It took me a long time to come around to warming up to this idea:
The idea of using fake or imitation decor, materials, etc.
Take, for example, laminate wood flooring: I’ve never been a fan of the stuff. Sure, it looks good; but, when you walk on it, there’s a difference you can actually hear that tells the story of whether it’s real or fake. Each step made upon it makes a “tap” sound, just like the metal makes on the underside of tap dance shoes. Each step is hollow and plastic sounding, unable to sound off the “ring” of quality you’d rather it make.
When wood look porcelain tiles came out, I kind of smiled and thought…
“I’ll never use those.”
Back then, the “boards” were about 18” long. And with real wood boards being much longer than that typically, who did they think were they fooling?
Also, the grout joints were huge. There was a lot of irregularity in the edges, so they had to be bigger.
It was just so obvious that those wood look tiles were nothing more than imposters. However…
That was then, and this is now...
Today, wood look tile flooring is quite different in comparison to its former self. I mean really...
This stuff looks just like real wood!

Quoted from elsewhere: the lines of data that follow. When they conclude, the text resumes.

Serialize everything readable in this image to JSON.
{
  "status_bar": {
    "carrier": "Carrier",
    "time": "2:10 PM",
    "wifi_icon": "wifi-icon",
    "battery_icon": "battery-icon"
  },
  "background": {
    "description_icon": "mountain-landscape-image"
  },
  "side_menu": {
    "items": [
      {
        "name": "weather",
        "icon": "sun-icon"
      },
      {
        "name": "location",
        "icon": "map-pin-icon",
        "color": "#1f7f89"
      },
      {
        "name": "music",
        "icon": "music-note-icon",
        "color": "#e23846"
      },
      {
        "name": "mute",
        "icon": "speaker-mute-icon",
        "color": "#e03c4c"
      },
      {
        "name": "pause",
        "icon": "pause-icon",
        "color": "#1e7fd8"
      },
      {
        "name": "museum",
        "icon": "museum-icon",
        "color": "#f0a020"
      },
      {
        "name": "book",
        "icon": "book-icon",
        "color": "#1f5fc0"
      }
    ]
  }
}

Even long “boards” are now available, sometimes featuring lengths that stretch up to 36" long. They have rectified edges where you can butt the tiles together, with grout lines that are barely visible, if visible at all! And the depth and texture of the tile truly provides a beautiful depiction!
Lately I’ve been seeing this stuff everywhere.
At the 2015 New American Home in Vegas that we toured during #BlogTourVegas; in Ruggles Green, a trendy restaurant here in The Woodlands; and in the new products that every single tile distributor in America seem to be debuting all of the sudden.
It’s everywhere — and I love it!
Now you can enjoy the look of a wood floor, even within your home’s wettest place, the shower.
You can enjoy the look of a wood floor in the busiest restaurant or grocery store or building lobby, in commercial spaces, where wood flooring was once thought to not be durable enough.
I really love how these products are opening up new opportunities for designers to use a wood look tile.
There are gorgeous options available that actually make wood look tile a truly desirable design element. I’m not talking here, however, about choosing a wood-look tile with the intention of it “faking” wood necessarily, but with the intention of instilling the flavor of a wood-visual in a space. It’s like faux bois — you know it’s not real wood, yet you respect and appreciate the artistry required to produce an authentic-looking replica and you get the hint of nature it inspires.
Because, if you're thinking of installing wood look tile all over your new home because you think it will be durable and pull of the look of a real wood floor, think again, because…
What's the one thing that will give it away?
Drop a quarter on a wood floor. Now drop a quarter on a wood look tile floor...
Hear the difference? Of course you do.
Walk across a wood floor in leather soled shoes...
Now walk across a wood look tile floor in leather soled shoes...
Hear the difference? Of course you do.
Walk barefooted across a wood floor...
Now walk barefooted across wood look tile.
Feel the difference? Of course you… (Oh you get the picture! ;-)
I always like to keep in mind the resale value of a home and what would be considered of value installing in a big way in your home.
I consider what a real estate agent would write up in the description of the home’s “For Sale” ad. You don't often see… “Tile flooring throughout!” However… “Hardwood flooring throughout” ...paints a prettier, more attractive picture that’s undoubtedly a selling point prospective homebuyers would be eager to seek out.
The bottom line, regarding wood look tile flooring:
It’s not wood. Everyone will know it's not wood. Maybe not right away, but after a bit. However, with that said…
Use it for what it is: tile; tile that deserves to be appreciated, because the material is of quality, the look is interesting and it evokes a natural element in a space.
Ultimately, when you’re choosing the type of flooring you want to use throughout your home, the question you have to ask yourself is this:
Do you want a wood floor or a tile floor?
That is the decision you’re making.
Remember, it can be durable and beautiful, but you're not fooling anyone. :-)